In 2012, Straub and Steibl partnered with the United Nations, which was organising the Conference on Sustainable Development “Rio+20” in Brazil. The Rio+20 Global Youth Music Contest challenged young musicians worldwide to submit a song with the theme “the future we want.” The winners of the contest, Portugal’s Meu Planeta Azul, earned a chance to perform live at the Rio conference by generating more than 44.000 fan votes online.
Simultaneously, Steibl and Straub started to rebuild the platform, allowing for more submissions and voting features. For 2013’s contest, they secured sponsorships from Austria sound-equipment manufacturer AKG, who donated 10.000 dollars worth of products to be given away as prizes to contestants. This resulted in some 2.000 musicians/bands from countries around the world submitting their original music and a 2.5 million fan votes cast. Breaking even for the first time, Global Rockstar partnered with presenters and with Spinnup (Universal Music’s online A&R platform), as well as by licensing their voting-platform software for non-musical uses (for example, the Peter Drucker Society used it for a management-video contest).
Early in 2014, they also found angel investors in Austria (“we were lucky,” says Straub), who put up about 600.000 euros for a 25 per cent stake and enabled Global Rockstar to offer a 25.000 dollars grand prize for the upcoming contest.

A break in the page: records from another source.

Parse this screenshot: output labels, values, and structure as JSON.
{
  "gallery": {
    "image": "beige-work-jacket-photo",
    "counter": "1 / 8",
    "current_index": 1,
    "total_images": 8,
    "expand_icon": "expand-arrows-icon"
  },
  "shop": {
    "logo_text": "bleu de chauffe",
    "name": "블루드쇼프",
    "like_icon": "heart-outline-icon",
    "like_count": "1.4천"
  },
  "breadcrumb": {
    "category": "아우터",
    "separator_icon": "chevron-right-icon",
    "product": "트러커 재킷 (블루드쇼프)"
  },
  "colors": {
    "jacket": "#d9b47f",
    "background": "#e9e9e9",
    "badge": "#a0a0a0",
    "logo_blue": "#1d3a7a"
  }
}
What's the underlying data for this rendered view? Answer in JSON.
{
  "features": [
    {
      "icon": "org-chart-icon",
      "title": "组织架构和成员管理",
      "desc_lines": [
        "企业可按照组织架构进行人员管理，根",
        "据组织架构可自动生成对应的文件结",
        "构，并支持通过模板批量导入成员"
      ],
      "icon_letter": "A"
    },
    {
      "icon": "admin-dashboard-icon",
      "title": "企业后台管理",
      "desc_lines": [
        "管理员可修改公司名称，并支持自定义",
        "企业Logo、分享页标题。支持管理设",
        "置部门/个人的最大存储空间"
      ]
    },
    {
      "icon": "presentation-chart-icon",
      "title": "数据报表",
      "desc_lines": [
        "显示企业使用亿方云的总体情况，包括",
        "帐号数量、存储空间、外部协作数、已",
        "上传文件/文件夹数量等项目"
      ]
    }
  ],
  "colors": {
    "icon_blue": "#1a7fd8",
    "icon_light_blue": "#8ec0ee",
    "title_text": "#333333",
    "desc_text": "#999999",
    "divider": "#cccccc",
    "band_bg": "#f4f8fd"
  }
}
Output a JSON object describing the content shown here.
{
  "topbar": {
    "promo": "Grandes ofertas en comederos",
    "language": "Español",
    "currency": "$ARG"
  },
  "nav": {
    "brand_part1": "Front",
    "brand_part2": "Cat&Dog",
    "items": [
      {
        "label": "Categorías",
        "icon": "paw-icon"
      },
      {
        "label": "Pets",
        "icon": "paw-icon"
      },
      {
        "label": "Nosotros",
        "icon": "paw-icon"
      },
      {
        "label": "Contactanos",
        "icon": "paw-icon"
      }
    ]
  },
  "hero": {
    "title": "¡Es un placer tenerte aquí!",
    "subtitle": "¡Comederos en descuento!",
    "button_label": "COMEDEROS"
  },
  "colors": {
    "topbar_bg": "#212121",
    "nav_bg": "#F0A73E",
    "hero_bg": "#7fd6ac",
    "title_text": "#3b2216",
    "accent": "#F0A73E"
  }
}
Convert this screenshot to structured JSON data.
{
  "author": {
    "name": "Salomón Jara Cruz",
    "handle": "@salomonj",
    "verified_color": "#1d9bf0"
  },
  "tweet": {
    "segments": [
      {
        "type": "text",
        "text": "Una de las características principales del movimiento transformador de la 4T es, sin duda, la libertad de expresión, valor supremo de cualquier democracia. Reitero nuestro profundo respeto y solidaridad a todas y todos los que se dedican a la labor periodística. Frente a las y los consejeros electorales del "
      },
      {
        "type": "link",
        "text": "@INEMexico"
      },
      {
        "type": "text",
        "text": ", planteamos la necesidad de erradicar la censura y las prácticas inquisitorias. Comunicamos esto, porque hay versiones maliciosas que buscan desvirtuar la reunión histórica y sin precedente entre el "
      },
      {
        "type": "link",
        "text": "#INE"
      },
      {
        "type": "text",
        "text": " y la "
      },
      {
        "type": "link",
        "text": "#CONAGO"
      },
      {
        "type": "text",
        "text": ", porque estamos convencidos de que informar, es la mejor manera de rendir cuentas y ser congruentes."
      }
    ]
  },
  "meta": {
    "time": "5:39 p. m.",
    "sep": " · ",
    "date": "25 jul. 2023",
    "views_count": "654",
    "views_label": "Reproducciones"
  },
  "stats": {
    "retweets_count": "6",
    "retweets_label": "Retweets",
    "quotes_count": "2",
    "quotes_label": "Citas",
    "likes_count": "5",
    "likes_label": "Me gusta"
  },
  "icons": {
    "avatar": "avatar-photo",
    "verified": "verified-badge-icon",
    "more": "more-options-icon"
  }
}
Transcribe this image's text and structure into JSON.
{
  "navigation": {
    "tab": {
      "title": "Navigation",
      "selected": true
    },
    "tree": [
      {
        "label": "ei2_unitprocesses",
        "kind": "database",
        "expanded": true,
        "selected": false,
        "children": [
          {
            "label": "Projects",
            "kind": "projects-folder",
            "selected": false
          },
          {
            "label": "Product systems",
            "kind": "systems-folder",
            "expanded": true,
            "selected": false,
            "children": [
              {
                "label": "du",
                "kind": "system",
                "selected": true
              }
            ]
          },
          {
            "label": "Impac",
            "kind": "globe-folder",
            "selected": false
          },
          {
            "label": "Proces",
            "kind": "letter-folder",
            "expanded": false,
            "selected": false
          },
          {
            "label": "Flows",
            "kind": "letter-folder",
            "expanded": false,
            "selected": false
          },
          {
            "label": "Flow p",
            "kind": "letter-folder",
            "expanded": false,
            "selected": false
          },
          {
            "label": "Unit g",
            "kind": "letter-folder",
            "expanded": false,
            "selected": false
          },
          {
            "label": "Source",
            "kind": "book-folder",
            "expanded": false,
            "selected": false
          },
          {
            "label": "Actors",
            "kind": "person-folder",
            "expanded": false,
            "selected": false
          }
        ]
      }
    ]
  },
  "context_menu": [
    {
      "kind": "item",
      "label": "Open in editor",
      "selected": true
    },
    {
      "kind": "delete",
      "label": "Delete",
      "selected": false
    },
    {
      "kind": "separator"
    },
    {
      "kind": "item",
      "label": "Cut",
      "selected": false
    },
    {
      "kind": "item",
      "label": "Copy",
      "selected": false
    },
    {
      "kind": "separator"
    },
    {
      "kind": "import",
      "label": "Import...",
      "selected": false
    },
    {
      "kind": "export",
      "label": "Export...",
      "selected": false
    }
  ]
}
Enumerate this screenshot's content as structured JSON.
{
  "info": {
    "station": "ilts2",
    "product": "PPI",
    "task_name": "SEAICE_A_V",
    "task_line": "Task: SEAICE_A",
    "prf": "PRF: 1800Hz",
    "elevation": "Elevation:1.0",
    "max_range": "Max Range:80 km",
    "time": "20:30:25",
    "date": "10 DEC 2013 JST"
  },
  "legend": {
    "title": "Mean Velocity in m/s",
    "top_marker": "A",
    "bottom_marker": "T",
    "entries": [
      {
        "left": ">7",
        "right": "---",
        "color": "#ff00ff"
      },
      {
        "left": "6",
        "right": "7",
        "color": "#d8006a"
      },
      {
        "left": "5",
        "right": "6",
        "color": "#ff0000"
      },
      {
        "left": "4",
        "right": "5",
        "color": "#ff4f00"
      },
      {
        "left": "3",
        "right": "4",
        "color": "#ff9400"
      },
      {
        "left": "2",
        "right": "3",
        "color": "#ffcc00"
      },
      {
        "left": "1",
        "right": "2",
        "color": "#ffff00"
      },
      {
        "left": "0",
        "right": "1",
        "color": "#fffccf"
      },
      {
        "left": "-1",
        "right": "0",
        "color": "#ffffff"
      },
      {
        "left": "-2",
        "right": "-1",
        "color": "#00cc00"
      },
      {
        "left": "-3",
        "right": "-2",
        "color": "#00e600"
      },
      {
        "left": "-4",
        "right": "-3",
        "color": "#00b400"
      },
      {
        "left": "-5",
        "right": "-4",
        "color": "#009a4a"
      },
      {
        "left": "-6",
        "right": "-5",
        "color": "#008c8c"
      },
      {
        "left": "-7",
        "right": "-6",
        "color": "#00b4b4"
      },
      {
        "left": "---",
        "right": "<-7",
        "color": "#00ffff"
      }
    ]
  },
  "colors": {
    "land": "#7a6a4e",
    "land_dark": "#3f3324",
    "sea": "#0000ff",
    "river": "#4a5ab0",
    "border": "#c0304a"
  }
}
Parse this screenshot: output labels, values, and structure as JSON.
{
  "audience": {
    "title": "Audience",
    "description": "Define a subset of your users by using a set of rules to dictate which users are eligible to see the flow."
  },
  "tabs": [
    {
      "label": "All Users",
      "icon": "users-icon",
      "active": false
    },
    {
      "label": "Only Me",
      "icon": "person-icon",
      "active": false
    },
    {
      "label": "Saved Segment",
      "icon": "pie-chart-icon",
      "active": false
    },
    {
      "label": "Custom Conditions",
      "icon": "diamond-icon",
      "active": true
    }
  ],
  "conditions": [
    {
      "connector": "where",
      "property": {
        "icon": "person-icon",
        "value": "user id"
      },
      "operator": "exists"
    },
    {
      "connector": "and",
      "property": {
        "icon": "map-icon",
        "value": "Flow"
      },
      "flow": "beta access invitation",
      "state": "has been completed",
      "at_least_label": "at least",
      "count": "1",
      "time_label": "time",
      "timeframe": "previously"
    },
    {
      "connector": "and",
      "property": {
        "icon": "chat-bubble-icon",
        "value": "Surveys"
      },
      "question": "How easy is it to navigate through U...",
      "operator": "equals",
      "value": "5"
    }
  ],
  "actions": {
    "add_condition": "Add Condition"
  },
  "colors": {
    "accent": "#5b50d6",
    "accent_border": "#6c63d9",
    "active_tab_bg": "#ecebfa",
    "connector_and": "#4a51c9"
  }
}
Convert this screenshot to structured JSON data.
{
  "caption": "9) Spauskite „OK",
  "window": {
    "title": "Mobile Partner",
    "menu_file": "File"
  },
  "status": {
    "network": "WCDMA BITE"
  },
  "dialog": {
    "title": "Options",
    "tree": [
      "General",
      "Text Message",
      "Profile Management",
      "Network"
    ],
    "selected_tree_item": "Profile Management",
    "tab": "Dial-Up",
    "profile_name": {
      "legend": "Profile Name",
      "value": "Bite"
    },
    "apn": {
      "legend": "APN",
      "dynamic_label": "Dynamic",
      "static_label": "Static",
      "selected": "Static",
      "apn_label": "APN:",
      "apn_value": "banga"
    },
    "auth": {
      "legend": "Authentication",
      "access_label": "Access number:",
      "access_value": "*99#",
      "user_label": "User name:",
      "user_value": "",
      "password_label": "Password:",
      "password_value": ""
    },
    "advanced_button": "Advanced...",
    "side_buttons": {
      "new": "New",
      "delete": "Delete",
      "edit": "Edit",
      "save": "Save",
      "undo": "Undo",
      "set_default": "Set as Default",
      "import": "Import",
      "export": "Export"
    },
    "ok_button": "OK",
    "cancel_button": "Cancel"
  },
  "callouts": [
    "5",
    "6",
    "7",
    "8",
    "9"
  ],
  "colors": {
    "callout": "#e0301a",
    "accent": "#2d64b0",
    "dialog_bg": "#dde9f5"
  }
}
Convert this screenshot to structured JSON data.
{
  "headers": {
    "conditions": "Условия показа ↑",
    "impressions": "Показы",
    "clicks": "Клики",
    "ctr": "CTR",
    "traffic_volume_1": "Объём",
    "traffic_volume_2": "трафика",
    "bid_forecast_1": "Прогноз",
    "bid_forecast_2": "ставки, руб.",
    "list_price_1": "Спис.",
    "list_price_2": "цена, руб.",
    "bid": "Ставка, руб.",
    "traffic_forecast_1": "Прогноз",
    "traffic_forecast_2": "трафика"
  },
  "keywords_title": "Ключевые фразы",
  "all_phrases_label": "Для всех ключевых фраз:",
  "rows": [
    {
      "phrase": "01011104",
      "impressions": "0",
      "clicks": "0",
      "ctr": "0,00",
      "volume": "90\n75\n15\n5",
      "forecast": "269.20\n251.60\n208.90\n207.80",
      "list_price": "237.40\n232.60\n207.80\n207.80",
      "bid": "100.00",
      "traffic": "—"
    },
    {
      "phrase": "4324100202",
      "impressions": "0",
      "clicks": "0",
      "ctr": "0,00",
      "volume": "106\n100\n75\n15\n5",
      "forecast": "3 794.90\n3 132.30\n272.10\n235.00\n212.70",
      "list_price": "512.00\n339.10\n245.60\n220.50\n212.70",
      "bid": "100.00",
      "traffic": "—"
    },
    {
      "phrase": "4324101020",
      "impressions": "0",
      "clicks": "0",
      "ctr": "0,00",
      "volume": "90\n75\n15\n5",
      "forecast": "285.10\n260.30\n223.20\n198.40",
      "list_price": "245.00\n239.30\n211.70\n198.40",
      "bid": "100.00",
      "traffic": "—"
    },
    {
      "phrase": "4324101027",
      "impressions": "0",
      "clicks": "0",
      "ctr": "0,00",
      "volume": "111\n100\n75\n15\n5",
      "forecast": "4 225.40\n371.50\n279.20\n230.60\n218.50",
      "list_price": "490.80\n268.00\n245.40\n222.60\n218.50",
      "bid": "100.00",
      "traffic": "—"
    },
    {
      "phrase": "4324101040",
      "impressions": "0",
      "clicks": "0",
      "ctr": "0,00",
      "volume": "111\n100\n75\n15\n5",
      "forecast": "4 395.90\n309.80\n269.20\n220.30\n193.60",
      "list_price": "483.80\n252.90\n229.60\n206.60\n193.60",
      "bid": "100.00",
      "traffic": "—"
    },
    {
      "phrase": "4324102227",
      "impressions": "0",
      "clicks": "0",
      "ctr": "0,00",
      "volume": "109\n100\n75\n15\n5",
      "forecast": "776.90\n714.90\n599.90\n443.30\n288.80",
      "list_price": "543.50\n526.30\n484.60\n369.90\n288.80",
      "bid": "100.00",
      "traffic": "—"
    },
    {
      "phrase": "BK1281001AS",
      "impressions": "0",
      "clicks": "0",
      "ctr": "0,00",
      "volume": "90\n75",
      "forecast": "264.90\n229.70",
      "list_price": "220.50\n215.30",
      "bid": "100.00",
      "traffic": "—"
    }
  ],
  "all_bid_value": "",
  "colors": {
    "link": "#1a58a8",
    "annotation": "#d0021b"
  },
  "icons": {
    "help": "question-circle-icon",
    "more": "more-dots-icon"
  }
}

They also received funding from Departure, the creative centre of the Vienna Business agency, for production of their informational “webisodes.”
Artists deserve a global stage
Rockstars from around the globe; Photo credit: http://on.fb.me/1koR84hThis year, Global Rockstar is introducing another revenue mechanism – one that benefits the artists as well. Fans, who can normally cast free votes using social media, can purchase “super votes” for their favourite songs, which allows them to download the song (or receive some other gift) from the band. The band, in turn, receives half of the net revenue from the super-vote.
The platform will also allow bands to set up donation-based crowdfunding campaigns to raise funds for recording, tour support or equipment. Straub and Steibl are busy finding more branding and licensing opportunities. At the moment they are also developing a smart-phone app to increase the frequency and quantity of fan participation.
Having just moved into a large loft office space (provided by their angel investor) in the former Anker Bread factory in Vienna, Global Rockstar’s previous staff of four has been augmented this summer by around 15 music scouts – summer interns who troll the net for high-quality international music acts. Their facebook fanpage currently has more than 260,000 likes. The goal this year is to get 15,000 musician submissions from over 130 countries (from Afghanistan to Zimbabwe), as well as to rake in at least 120 million page views and, of course, to turn a profit.
“We believe that every new artist deserves a global stage to earn money. And that fans should be able to support artists directly, and get rewarded.”